Generation of a gene-corrected human isogenic iPSC line from an Alzheimer's disease iPSC line carrying the London mutation in APP (V717I)
Damian Hernandez, Stephanie Morgan Schlicht, Maciej Daniszewski, Celeste M Karch, Alison M Goate, Alice Pebay
STEM CELL RESEARCH | ELSEVIER | Published : 2021
We report the genome-editing of an existing iPSC line carrying the London mutation in APP (V717I) into an iPSC line in which the pathogenic mutation was corrected. The resulting isogenic iPSC line maintained pluripotent stem cell morphology, a normal karyotype, expression of pluripotency markers and the ability to differentiate into the three germ-layers in vitro.

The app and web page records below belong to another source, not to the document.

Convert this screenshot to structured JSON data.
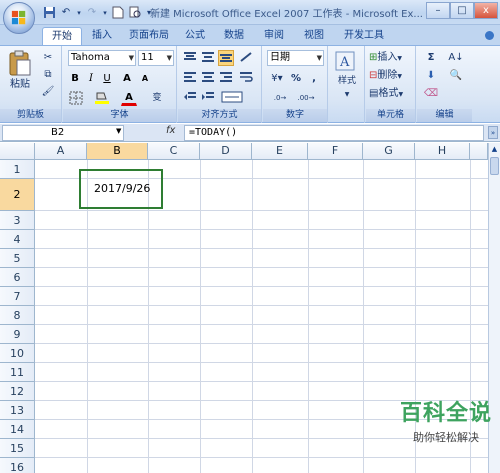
{
  "title_bar": {
    "title": "新建 Microsoft Office Excel 2007 工作表 - Microsoft Ex..."
  },
  "window_buttons": {
    "minimize": "–",
    "maximize": "□",
    "close": "x"
  },
  "tabs": [
    {
      "label": "开始",
      "active": true
    },
    {
      "label": "插入"
    },
    {
      "label": "页面布局"
    },
    {
      "label": "公式"
    },
    {
      "label": "数据"
    },
    {
      "label": "审阅"
    },
    {
      "label": "视图"
    },
    {
      "label": "开发工具"
    }
  ],
  "ribbon": {
    "clipboard": {
      "label": "剪贴板",
      "paste": "粘贴"
    },
    "font": {
      "label": "字体",
      "font_name": "Tahoma",
      "font_size": "11",
      "bold": "B",
      "italic": "I",
      "underline": "U",
      "grow": "A",
      "shrink": "A",
      "font_color": "A",
      "phonetic": "变"
    },
    "alignment": {
      "label": "对齐方式"
    },
    "number": {
      "label": "数字",
      "format": "日期",
      "percent": "%",
      "comma": ","
    },
    "styles": {
      "label": "样式"
    },
    "cells": {
      "label": "单元格",
      "insert": "插入",
      "delete": "删除",
      "format": "格式"
    },
    "editing": {
      "label": "编辑",
      "sum": "Σ"
    }
  },
  "formula_bar": {
    "name_box": "B2",
    "fx": "fx",
    "formula": "=TODAY()"
  },
  "columns": [
    "A",
    "B",
    "C",
    "D",
    "E",
    "F",
    "G",
    "H"
  ],
  "rows": [
    "1",
    "2",
    "3",
    "4",
    "5",
    "6",
    "7",
    "8",
    "9",
    "10",
    "11",
    "12",
    "13",
    "14",
    "15",
    "16"
  ],
  "cells": {
    "B2": "2017/9/26"
  },
  "selected_cell": "B2",
  "watermark": {
    "title": "百科全说",
    "subtitle": "助你轻松解决"
  },
  "colors": {
    "accent_green": "#2e7d32",
    "ribbon_blue": "#15428b",
    "selection_header": "#f9d99f"
  }
}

Awarded by National Institute on Aging (NIA)
Awarded by German Center for Neurodegenerative Diseases (DZNE)
Awarded by Raul Carrea Institute for Neurological Research (FLENI)
Awarded by National Health and Medical Research Council

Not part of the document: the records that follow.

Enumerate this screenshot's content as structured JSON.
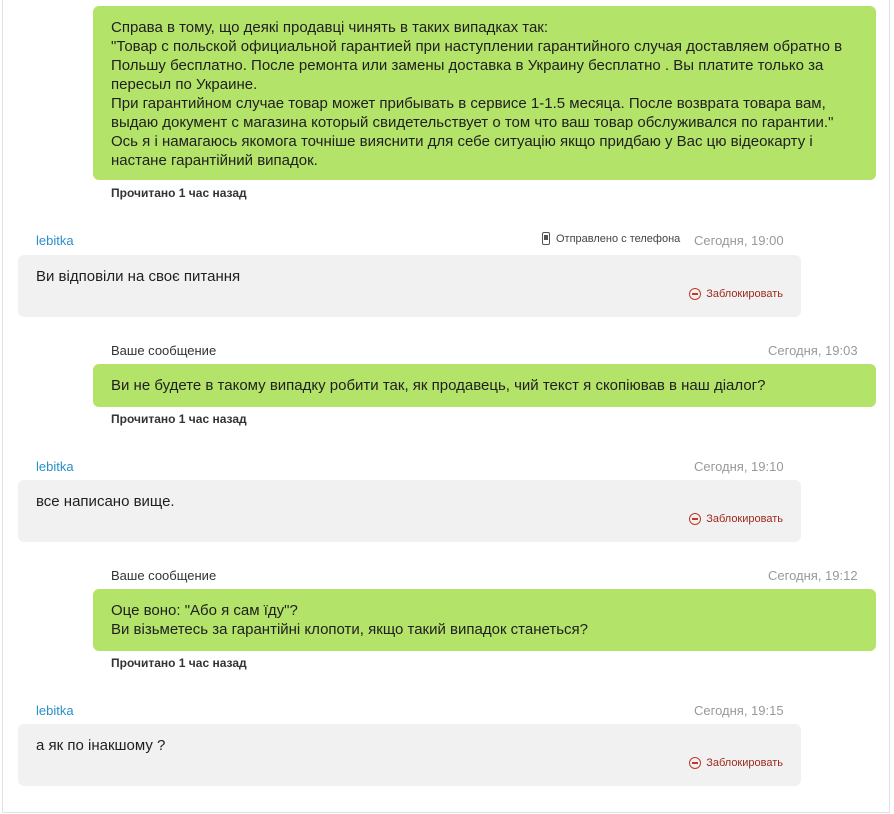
{
  "messages": {
    "m1": {
      "lines": [
        "Справа в тому, що деякі продавці чинять в таких випадках так:",
        "\"Товар с польской официальной гарантией при наступлении гарантийного случая доставляем обратно в",
        "Польшу бесплатно. После ремонта или замены доставка в Украину бесплатно . Вы платите только за",
        "пересыл по Украине.",
        "При гарантийном случае товар может прибывать в сервисе 1-1.5 месяца. После возврата товара вам,",
        "выдаю документ с магазина который свидетельствует о том что ваш товар обслуживался по гарантии.\"",
        "Ось я і намагаюсь якомога точніше вияснити для себе ситуацію якщо придбаю у Вас цю відеокарту і",
        "настане гарантійний випадок."
      ],
      "status": "Прочитано 1 час назад"
    },
    "m2": {
      "sender": "lebitka",
      "via": "Отправлено с телефона",
      "time": "Сегодня, 19:00",
      "text": "Ви відповіли на своє питання",
      "block": "Заблокировать"
    },
    "m3": {
      "label": "Ваше сообщение",
      "time": "Сегодня, 19:03",
      "lines": [
        "Ви не будете в такому випадку робити так, як продавець, чий текст я скопіював в наш діалог?"
      ],
      "status": "Прочитано 1 час назад"
    },
    "m4": {
      "sender": "lebitka",
      "time": "Сегодня, 19:10",
      "text": "все написано вище.",
      "block": "Заблокировать"
    },
    "m5": {
      "label": "Ваше сообщение",
      "time": "Сегодня, 19:12",
      "lines": [
        "Оце воно: \"Або я сам їду\"?",
        "Ви візьметесь за гарантійні клопоти, якщо такий випадок станеться?"
      ],
      "status": "Прочитано 1 час назад"
    },
    "m6": {
      "sender": "lebitka",
      "time": "Сегодня, 19:15",
      "text": "а як по інакшому ?",
      "block": "Заблокировать"
    }
  },
  "colors": {
    "outgoing_bubble": "#b4e369",
    "incoming_bubble": "#f1f1f1",
    "sender_link": "#2a8fc8",
    "block_red": "#c0392b"
  }
}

We gratefully acknowledge the altruism of the participants and their families and the contributions of the DIAN research and support staff at each of the participating sites for their contributions to this study. The DIAN Expanded Registry welcomes contact from any families or treating clinicians interested in research about autosomal dominant familial Alzheimer's disease. Data collection and sharing for this project were grant UF1AG032438) funded by the National Institute on Aging (NIA), the German Center for Neurodegenerative Diseases (DZNE), and Raul Carrea Institute for Neurological Research (FLENI). Partial support was provided by the Research and Development Grants for Dementia from Japan Agency for Medical Research and Development (AMED) and by the Korea Health Technology R&D Project through the Korea Health Industry Development Institute (KHIDI). We also acknowledge the Biological Optical Microscopy Platform and the Melbourne Cytometry Platform (Melbourne Brain Centre Node) at the University of Melbourne for technical assistance.This research was supported by grants from the Yulgilbar Alzheimer's Research Program, the DHB Foundation, Dementia Australia, the Brain Foundation, a National Health and Medical Research Council Senior Research Fellowship (AP, 1154389), and the University of Melbourne.